The input »

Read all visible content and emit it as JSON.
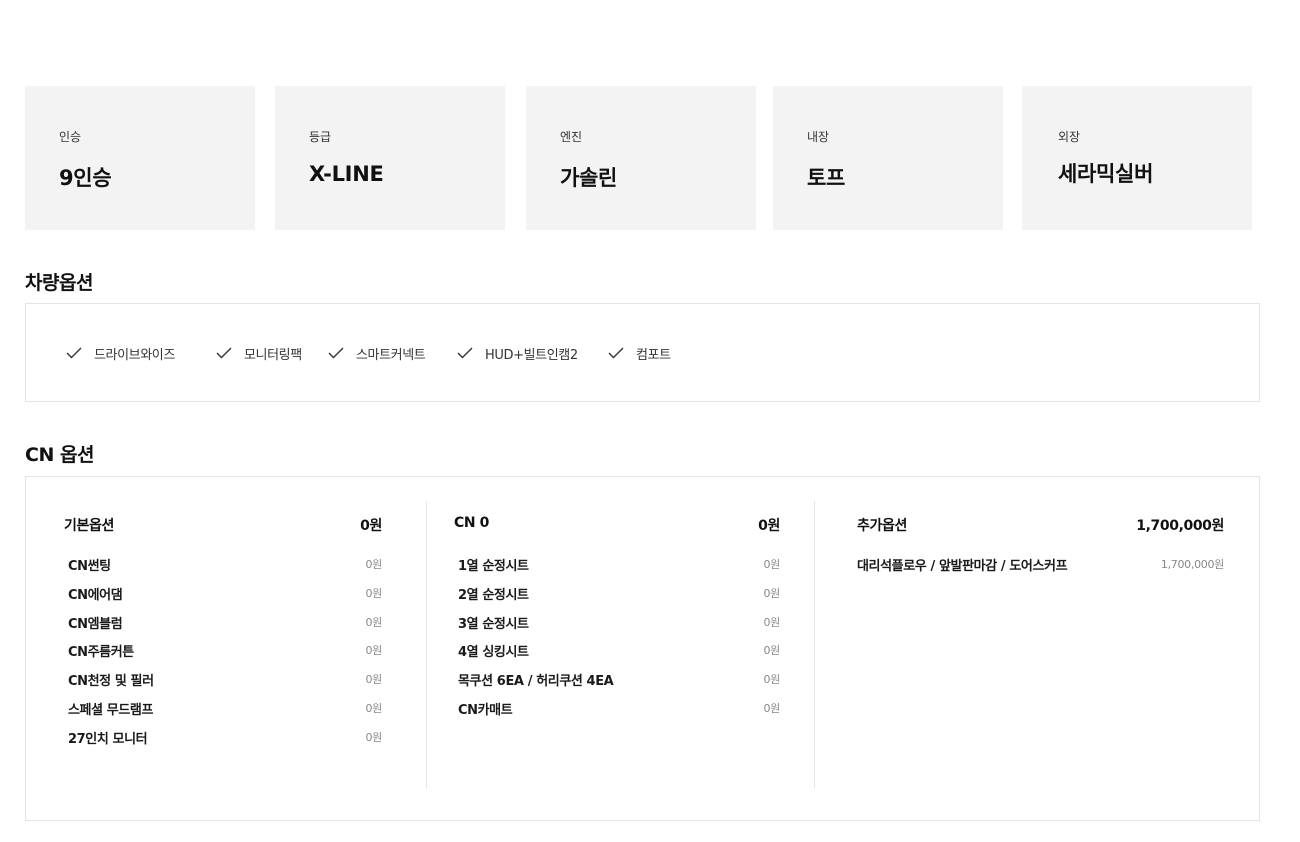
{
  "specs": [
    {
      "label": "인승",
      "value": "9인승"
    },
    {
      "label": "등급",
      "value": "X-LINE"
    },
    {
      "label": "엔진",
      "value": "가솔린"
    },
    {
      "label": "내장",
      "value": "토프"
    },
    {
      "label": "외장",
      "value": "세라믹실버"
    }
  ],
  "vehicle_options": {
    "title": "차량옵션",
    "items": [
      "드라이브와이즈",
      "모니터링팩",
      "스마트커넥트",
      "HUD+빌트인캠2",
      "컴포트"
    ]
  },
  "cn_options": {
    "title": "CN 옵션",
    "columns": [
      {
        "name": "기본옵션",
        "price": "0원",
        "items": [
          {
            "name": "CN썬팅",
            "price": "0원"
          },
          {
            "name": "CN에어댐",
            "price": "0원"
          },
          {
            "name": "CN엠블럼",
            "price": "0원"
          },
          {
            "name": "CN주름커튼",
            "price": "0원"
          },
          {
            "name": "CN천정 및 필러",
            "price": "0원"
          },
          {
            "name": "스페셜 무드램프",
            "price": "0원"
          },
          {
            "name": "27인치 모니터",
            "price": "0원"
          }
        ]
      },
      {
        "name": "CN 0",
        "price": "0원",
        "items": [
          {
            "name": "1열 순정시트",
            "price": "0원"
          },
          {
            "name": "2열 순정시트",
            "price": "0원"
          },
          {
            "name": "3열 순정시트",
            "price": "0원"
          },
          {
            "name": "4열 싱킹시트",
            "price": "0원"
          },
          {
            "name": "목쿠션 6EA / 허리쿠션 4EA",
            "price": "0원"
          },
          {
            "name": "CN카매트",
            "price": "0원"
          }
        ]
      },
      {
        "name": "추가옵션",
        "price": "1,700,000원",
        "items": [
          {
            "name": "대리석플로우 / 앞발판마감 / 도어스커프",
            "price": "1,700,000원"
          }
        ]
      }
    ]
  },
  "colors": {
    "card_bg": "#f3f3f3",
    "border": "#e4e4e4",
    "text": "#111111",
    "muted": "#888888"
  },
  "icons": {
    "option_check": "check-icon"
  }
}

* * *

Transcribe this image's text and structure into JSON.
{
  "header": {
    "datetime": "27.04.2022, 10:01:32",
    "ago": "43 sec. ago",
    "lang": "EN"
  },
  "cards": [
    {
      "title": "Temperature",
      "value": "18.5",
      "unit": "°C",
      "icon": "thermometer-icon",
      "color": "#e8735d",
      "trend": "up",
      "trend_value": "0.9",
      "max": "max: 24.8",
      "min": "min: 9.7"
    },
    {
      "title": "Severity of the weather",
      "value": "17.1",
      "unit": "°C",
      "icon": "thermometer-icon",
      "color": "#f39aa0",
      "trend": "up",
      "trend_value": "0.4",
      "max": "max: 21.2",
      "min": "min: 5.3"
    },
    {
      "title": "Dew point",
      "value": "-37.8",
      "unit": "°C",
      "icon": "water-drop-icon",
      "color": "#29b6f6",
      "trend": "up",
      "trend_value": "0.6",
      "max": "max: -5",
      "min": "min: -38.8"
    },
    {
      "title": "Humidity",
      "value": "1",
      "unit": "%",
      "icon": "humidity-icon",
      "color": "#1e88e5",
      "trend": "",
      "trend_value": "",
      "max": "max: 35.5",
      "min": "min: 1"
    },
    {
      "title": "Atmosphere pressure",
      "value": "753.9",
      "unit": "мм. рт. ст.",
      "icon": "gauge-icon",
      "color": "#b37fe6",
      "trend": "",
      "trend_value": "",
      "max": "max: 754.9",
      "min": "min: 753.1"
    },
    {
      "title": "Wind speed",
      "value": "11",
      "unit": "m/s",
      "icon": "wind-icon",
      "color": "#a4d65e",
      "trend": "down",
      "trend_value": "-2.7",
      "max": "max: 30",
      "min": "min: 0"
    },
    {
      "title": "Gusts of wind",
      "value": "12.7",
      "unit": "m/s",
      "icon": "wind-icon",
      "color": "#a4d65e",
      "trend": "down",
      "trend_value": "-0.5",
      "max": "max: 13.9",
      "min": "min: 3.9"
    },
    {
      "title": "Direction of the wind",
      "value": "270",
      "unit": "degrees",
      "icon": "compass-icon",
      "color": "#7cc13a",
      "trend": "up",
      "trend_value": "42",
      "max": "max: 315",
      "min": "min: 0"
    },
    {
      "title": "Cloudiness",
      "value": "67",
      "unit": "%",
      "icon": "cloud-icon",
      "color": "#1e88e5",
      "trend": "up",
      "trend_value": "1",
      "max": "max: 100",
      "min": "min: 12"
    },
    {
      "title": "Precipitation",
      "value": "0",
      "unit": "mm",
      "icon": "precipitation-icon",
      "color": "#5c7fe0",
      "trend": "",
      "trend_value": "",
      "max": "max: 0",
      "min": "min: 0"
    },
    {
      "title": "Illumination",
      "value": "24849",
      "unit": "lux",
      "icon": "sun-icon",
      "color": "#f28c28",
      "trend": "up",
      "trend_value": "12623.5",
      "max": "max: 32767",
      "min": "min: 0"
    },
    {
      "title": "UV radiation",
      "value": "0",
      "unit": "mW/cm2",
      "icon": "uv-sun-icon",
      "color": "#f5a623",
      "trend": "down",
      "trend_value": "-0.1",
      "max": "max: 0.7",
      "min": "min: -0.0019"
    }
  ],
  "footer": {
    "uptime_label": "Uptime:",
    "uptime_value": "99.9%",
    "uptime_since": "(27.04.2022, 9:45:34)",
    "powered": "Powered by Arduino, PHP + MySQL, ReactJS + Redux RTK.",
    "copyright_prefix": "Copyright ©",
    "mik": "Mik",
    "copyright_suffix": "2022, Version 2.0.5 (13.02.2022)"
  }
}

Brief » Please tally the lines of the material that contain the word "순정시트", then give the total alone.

Finished task » 3